1    Scott, Felicity D.  Architecture or Techno-Utopia: Politics

      After Modernism.  Cambridge: MIT Press, 2007, p.213.

2    Belanger, Pierre.  “Redefining  Infrastructure.”  In

      Ecological Urbanism, Ed. Mohsen Mostafavi and Gareth

      Doherty.  Baden: Lars Muller, 2010, p.345.

3    Saydeh, Emmanuel (Manny).  Director Environmental

      Stewardship, Department of National Defence.  Personal

      communication , February 9, 2011.

4    The CNA Corporation.  National Security and the Threat

      of Climate Change.  2007, pp.13-18.  Online PDF:



5    Mossop, Elizabeth.  Interview with Elizabeth Mossop.

      American Society of Landscape Architects.  Retrieved

      March 3, 2012, from


6    McHale, John.  The Ecological Context.  New York:

      George Braziller, 1970, p. 86.

7    White, Mason.  “The Productive Surface.”  In On farming,

      Ed. Mason White and Maya Przybylski.  Barcelona:

      Actar, 2010, p.102.

8    Bernard, Claude. An Introduction to the Study of

      Experimental Medicine.  New York: The Macmillan

      Company, 1927, pp.8-9.  The field of medicine is cited

      as an example because I would argue that it will

      undergo (is undergoing) a similar transformation where

      the separation between observation and intervention is


9    McLuhan, Marshall.  The Gutenberg galaxy: the making

      of typographic man.  Toronto: University of Toronto

      Press, 1962.

10  USAF.  Unmanned Aircraft Systems Flight Plan:

      2009-2047.  Washington, 2009, p.41.  Online PDF:





11  WWF (World Wildlife Fund).  WildFinder.  Online: [http://].


      Pescadero Ituango no nacio ayer.  Online:

      [ SLxM3sxigWI/

      AAAAAAAACj0/LRbLPw2dZJY/s1600-h/ GRAFICO


12  Food and Agriculture Organization of the United

      Nations: Fisheries and Aquaculture Department.  Dam

      design and operation to optimize fish production in

      impounded river basins.  Rome: FAO, 1984.[http://].

13  Ramsar.  The List of Wetlands of International

      Importance.  March 26, 2010.  Online PDF: [http://]

14  Federation of American Scientists.  Mk82 General

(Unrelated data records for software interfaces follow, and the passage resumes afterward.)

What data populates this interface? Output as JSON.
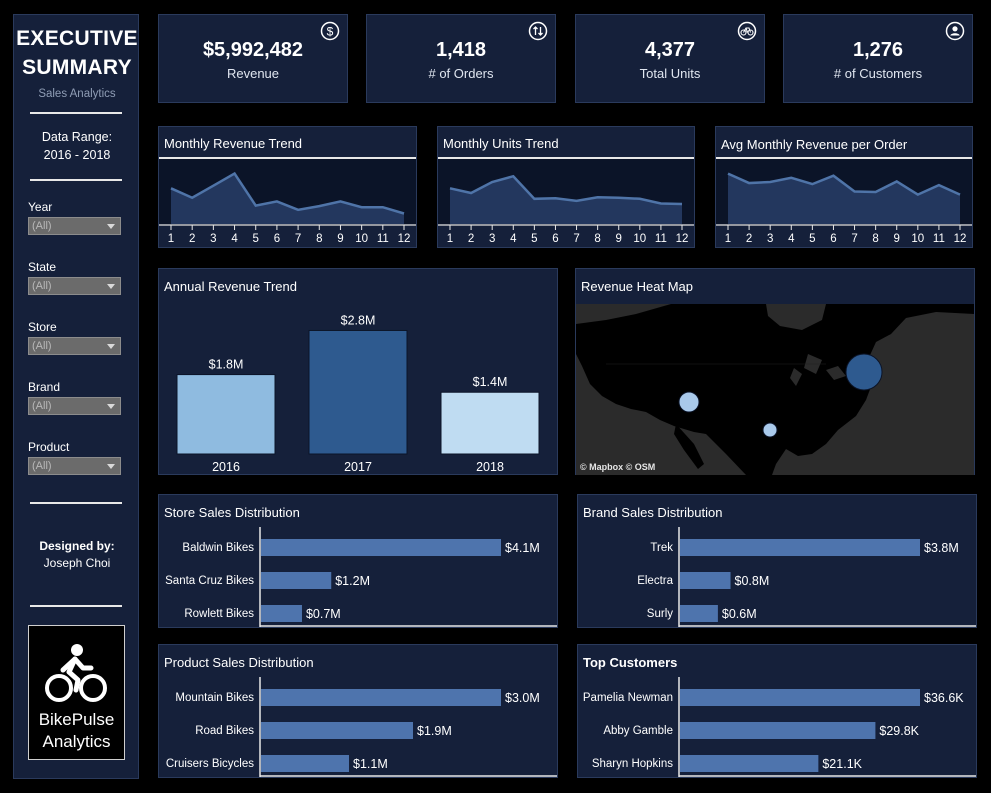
{
  "sidebar": {
    "title_line1": "EXECUTIVE",
    "title_line2": "SUMMARY",
    "subtitle": "Sales Analytics",
    "data_range_label": "Data Range:",
    "data_range_value": "2016 - 2018",
    "filters": [
      {
        "label": "Year",
        "value": "(All)"
      },
      {
        "label": "State",
        "value": "(All)"
      },
      {
        "label": "Store",
        "value": "(All)"
      },
      {
        "label": "Brand",
        "value": "(All)"
      },
      {
        "label": "Product",
        "value": "(All)"
      }
    ],
    "designed_by_label": "Designed by:",
    "designer": "Joseph Choi",
    "logo_line1": "BikePulse",
    "logo_line2": "Analytics",
    "logo_icon": "cyclist-icon"
  },
  "kpis": [
    {
      "value": "$5,992,482",
      "label": "Revenue",
      "icon": "dollar-icon"
    },
    {
      "value": "1,418",
      "label": "# of Orders",
      "icon": "sort-arrows-icon"
    },
    {
      "value": "4,377",
      "label": "Total Units",
      "icon": "bicycle-icon"
    },
    {
      "value": "1,276",
      "label": "# of Customers",
      "icon": "user-icon"
    }
  ],
  "colors": {
    "panel": "#15203a",
    "panel_dark": "#0b1428",
    "line": "#4f74a8",
    "area": "#23375e",
    "bar_store": "#4e74ad",
    "annual_2016": "#8fbbe0",
    "annual_2017": "#2e5a8f",
    "annual_2018": "#bfdcf2",
    "map_bg": "#2b2b2b",
    "map_land": "#000000",
    "map_point_light": "#a9c9ea",
    "map_point_dark": "#2e5a8f"
  },
  "chart_data": [
    {
      "type": "area",
      "title": "Monthly Revenue Trend",
      "categories": [
        "1",
        "2",
        "3",
        "4",
        "5",
        "6",
        "7",
        "8",
        "9",
        "10",
        "11",
        "12"
      ],
      "values": [
        0.68,
        0.5,
        0.73,
        0.96,
        0.35,
        0.43,
        0.27,
        0.34,
        0.43,
        0.32,
        0.32,
        0.2
      ],
      "ylim": [
        0,
        1.2
      ]
    },
    {
      "type": "area",
      "title": "Monthly Units Trend",
      "categories": [
        "1",
        "2",
        "3",
        "4",
        "5",
        "6",
        "7",
        "8",
        "9",
        "10",
        "11",
        "12"
      ],
      "values": [
        0.68,
        0.59,
        0.8,
        0.91,
        0.48,
        0.49,
        0.44,
        0.51,
        0.5,
        0.48,
        0.39,
        0.38
      ],
      "ylim": [
        0,
        1.2
      ]
    },
    {
      "type": "area",
      "title": "Avg Monthly Revenue per Order",
      "categories": [
        "1",
        "2",
        "3",
        "4",
        "5",
        "6",
        "7",
        "8",
        "9",
        "10",
        "11",
        "12"
      ],
      "values": [
        0.96,
        0.78,
        0.8,
        0.88,
        0.76,
        0.92,
        0.62,
        0.61,
        0.81,
        0.56,
        0.74,
        0.56
      ],
      "ylim": [
        0,
        1.2
      ]
    },
    {
      "type": "bar",
      "title": "Annual Revenue Trend",
      "categories": [
        "2016",
        "2017",
        "2018"
      ],
      "values": [
        1.8,
        2.8,
        1.4
      ],
      "data_labels": [
        "$1.8M",
        "$2.8M",
        "$1.4M"
      ],
      "ylim": [
        0,
        3.4
      ]
    },
    {
      "type": "bar",
      "orientation": "horizontal",
      "title": "Store Sales Distribution",
      "categories": [
        "Baldwin Bikes",
        "Santa Cruz Bikes",
        "Rowlett Bikes"
      ],
      "values": [
        4.1,
        1.2,
        0.7
      ],
      "data_labels": [
        "$4.1M",
        "$1.2M",
        "$0.7M"
      ],
      "xlim": [
        0,
        4.1
      ]
    },
    {
      "type": "bar",
      "orientation": "horizontal",
      "title": "Brand Sales Distribution",
      "categories": [
        "Trek",
        "Electra",
        "Surly"
      ],
      "values": [
        3.8,
        0.8,
        0.6
      ],
      "data_labels": [
        "$3.8M",
        "$0.8M",
        "$0.6M"
      ],
      "xlim": [
        0,
        3.8
      ]
    },
    {
      "type": "bar",
      "orientation": "horizontal",
      "title": "Product Sales Distribution",
      "categories": [
        "Mountain Bikes",
        "Road Bikes",
        "Cruisers Bicycles"
      ],
      "values": [
        3.0,
        1.9,
        1.1
      ],
      "data_labels": [
        "$3.0M",
        "$1.9M",
        "$1.1M"
      ],
      "xlim": [
        0,
        3.0
      ]
    },
    {
      "type": "bar",
      "orientation": "horizontal",
      "title": "Top Customers",
      "categories": [
        "Pamelia Newman",
        "Abby Gamble",
        "Sharyn Hopkins"
      ],
      "values": [
        36.6,
        29.8,
        21.1
      ],
      "data_labels": [
        "$36.6K",
        "$29.8K",
        "$21.1K"
      ],
      "xlim": [
        0,
        36.6
      ]
    }
  ],
  "map": {
    "title": "Revenue Heat Map",
    "credit": "© Mapbox © OSM",
    "points": [
      {
        "state": "NY",
        "relative_size": "large",
        "color": "dark"
      },
      {
        "state": "CA",
        "relative_size": "small",
        "color": "light"
      },
      {
        "state": "TX",
        "relative_size": "tiny",
        "color": "light"
      }
    ]
  }
}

      Purpose Bomb.  April 23, 2000.  Online: [http://]

15  Ramsar. Information Sheet on Ramsar Wetlands (RIS) –

      2009-2014 version.  September 18, 2009.  Online PDF:


16  Ibid.